## Task item
Down to the final line, print the records again exactly.

## Records provided
····················
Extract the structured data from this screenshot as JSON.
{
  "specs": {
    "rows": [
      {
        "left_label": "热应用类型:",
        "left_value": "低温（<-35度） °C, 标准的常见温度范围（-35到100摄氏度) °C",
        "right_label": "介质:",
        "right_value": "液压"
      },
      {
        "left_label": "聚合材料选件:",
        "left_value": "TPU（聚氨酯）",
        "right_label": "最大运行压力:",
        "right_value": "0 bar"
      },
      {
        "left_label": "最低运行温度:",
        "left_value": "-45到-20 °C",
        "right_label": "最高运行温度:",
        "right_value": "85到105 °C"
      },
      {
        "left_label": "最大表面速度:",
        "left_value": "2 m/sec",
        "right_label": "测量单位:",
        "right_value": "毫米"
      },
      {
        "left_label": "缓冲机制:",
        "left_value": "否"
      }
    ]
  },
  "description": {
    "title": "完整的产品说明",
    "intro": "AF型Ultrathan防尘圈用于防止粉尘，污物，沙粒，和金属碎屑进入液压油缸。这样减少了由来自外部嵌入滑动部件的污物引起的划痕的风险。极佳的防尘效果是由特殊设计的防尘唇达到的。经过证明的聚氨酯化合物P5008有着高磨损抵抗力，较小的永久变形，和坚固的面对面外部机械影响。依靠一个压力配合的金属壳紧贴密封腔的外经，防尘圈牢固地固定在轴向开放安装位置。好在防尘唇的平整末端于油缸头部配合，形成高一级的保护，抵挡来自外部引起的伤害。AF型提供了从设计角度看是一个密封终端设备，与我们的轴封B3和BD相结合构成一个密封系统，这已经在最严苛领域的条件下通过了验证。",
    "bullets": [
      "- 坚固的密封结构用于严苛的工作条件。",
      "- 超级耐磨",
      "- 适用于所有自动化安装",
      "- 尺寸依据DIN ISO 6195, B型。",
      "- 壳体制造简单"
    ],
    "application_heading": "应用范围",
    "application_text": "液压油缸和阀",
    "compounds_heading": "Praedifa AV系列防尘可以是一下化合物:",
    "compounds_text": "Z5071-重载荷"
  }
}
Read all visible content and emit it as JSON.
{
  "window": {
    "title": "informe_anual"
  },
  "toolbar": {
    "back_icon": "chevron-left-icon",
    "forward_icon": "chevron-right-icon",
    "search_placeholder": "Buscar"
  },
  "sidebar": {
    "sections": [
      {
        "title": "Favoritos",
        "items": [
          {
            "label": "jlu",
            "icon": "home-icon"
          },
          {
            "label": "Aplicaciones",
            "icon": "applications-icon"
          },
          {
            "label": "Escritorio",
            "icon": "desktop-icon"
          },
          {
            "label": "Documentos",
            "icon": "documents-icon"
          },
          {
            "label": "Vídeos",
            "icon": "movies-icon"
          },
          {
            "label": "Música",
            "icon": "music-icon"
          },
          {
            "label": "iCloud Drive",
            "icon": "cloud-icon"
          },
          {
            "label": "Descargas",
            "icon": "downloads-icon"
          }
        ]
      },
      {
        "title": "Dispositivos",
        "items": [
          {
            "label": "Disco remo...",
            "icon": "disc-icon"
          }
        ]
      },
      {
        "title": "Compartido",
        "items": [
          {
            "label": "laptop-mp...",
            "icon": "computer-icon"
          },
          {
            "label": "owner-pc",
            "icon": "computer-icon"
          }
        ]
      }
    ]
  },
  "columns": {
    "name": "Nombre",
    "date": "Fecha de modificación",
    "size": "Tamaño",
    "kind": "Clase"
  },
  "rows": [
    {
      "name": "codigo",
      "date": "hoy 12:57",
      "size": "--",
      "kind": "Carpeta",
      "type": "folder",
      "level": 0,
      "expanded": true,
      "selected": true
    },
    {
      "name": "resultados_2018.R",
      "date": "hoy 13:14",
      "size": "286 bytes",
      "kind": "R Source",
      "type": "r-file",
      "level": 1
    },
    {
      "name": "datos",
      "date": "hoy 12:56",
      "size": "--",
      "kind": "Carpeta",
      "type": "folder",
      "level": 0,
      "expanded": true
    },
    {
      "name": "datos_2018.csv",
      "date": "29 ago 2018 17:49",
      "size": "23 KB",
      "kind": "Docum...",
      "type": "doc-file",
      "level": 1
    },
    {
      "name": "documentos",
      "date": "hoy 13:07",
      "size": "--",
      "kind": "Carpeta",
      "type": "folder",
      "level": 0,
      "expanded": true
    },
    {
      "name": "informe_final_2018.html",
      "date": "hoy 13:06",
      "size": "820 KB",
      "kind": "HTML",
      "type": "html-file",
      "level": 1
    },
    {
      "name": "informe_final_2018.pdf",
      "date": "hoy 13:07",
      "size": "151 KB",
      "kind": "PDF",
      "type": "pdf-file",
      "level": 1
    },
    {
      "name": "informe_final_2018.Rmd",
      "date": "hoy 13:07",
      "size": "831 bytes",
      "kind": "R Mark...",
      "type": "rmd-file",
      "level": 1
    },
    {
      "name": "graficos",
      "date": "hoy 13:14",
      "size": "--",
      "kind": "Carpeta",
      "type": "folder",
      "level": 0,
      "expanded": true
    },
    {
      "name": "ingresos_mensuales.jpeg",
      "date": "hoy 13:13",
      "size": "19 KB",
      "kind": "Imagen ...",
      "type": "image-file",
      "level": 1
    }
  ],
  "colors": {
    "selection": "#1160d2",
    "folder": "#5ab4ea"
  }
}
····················
## Response
Extract the structured data from this screenshot as JSON.
{
  "specs": {
    "rows": [
      {
        "left_label": "热应用类型:",
        "left_value": "低温（<-35度） °C, 标准的常见温度范围（-35到100摄氏度) °C",
        "right_label": "介质:",
        "right_value": "液压"
      },
      {
        "left_label": "聚合材料选件:",
        "left_value": "TPU（聚氨酯）",
        "right_label": "最大运行压力:",
        "right_value": "0 bar"
      },
      {
        "left_label": "最低运行温度:",
        "left_value": "-45到-20 °C",
        "right_label": "最高运行温度:",
        "right_value": "85到105 °C"
      },
      {
        "left_label": "最大表面速度:",
        "left_value": "2 m/sec",
        "right_label": "测量单位:",
        "right_value": "毫米"
      },
      {
        "left_label": "缓冲机制:",
        "left_value": "否"
      }
    ]
  },
  "description": {
    "title": "完整的产品说明",
    "intro": "AF型Ultrathan防尘圈用于防止粉尘，污物，沙粒，和金属碎屑进入液压油缸。这样减少了由来自外部嵌入滑动部件的污物引起的划痕的风险。极佳的防尘效果是由特殊设计的防尘唇达到的。经过证明的聚氨酯化合物P5008有着高磨损抵抗力，较小的永久变形，和坚固的面对面外部机械影响。依靠一个压力配合的金属壳紧贴密封腔的外经，防尘圈牢固地固定在轴向开放安装位置。好在防尘唇的平整末端于油缸头部配合，形成高一级的保护，抵挡来自外部引起的伤害。AF型提供了从设计角度看是一个密封终端设备，与我们的轴封B3和BD相结合构成一个密封系统，这已经在最严苛领域的条件下通过了验证。",
    "bullets": [
      "- 坚固的密封结构用于严苛的工作条件。",
      "- 超级耐磨",
      "- 适用于所有自动化安装",
      "- 尺寸依据DIN ISO 6195, B型。",
      "- 壳体制造简单"
    ],
    "application_heading": "应用范围",
    "application_text": "液压油缸和阀",
    "compounds_heading": "Praedifa AV系列防尘可以是一下化合物:",
    "compounds_text": "Z5071-重载荷"
  }
}
Read all visible content and emit it as JSON.
{
  "window": {
    "title": "informe_anual"
  },
  "toolbar": {
    "back_icon": "chevron-left-icon",
    "forward_icon": "chevron-right-icon",
    "search_placeholder": "Buscar"
  },
  "sidebar": {
    "sections": [
      {
        "title": "Favoritos",
        "items": [
          {
            "label": "jlu",
            "icon": "home-icon"
          },
          {
            "label": "Aplicaciones",
            "icon": "applications-icon"
          },
          {
            "label": "Escritorio",
            "icon": "desktop-icon"
          },
          {
            "label": "Documentos",
            "icon": "documents-icon"
          },
          {
            "label": "Vídeos",
            "icon": "movies-icon"
          },
          {
            "label": "Música",
            "icon": "music-icon"
          },
          {
            "label": "iCloud Drive",
            "icon": "cloud-icon"
          },
          {
            "label": "Descargas",
            "icon": "downloads-icon"
          }
        ]
      },
      {
        "title": "Dispositivos",
        "items": [
          {
            "label": "Disco remo...",
            "icon": "disc-icon"
          }
        ]
      },
      {
        "title": "Compartido",
        "items": [
          {
            "label": "laptop-mp...",
            "icon": "computer-icon"
          },
          {
            "label": "owner-pc",
            "icon": "computer-icon"
          }
        ]
      }
    ]
  },
  "columns": {
    "name": "Nombre",
    "date": "Fecha de modificación",
    "size": "Tamaño",
    "kind": "Clase"
  },
  "rows": [
    {
      "name": "codigo",
      "date": "hoy 12:57",
      "size": "--",
      "kind": "Carpeta",
      "type": "folder",
      "level": 0,
      "expanded": true,
      "selected": true
    },
    {
      "name": "resultados_2018.R",
      "date": "hoy 13:14",
      "size": "286 bytes",
      "kind": "R Source",
      "type": "r-file",
      "level": 1
    },
    {
      "name": "datos",
      "date": "hoy 12:56",
      "size": "--",
      "kind": "Carpeta",
      "type": "folder",
      "level": 0,
      "expanded": true
    },
    {
      "name": "datos_2018.csv",
      "date": "29 ago 2018 17:49",
      "size": "23 KB",
      "kind": "Docum...",
      "type": "doc-file",
      "level": 1
    },
    {
      "name": "documentos",
      "date": "hoy 13:07",
      "size": "--",
      "kind": "Carpeta",
      "type": "folder",
      "level": 0,
      "expanded": true
    },
    {
      "name": "informe_final_2018.html",
      "date": "hoy 13:06",
      "size": "820 KB",
      "kind": "HTML",
      "type": "html-file",
      "level": 1
    },
    {
      "name": "informe_final_2018.pdf",
      "date": "hoy 13:07",
      "size": "151 KB",
      "kind": "PDF",
      "type": "pdf-file",
      "level": 1
    },
    {
      "name": "informe_final_2018.Rmd",
      "date": "hoy 13:07",
      "size": "831 bytes",
      "kind": "R Mark...",
      "type": "rmd-file",
      "level": 1
    },
    {
      "name": "graficos",
      "date": "hoy 13:14",
      "size": "--",
      "kind": "Carpeta",
      "type": "folder",
      "level": 0,
      "expanded": true
    },
    {
      "name": "ingresos_mensuales.jpeg",
      "date": "hoy 13:13",
      "size": "19 KB",
      "kind": "Imagen ...",
      "type": "image-file",
      "level": 1
    }
  ],
  "colors": {
    "selection": "#1160d2",
    "folder": "#5ab4ea"
  }
}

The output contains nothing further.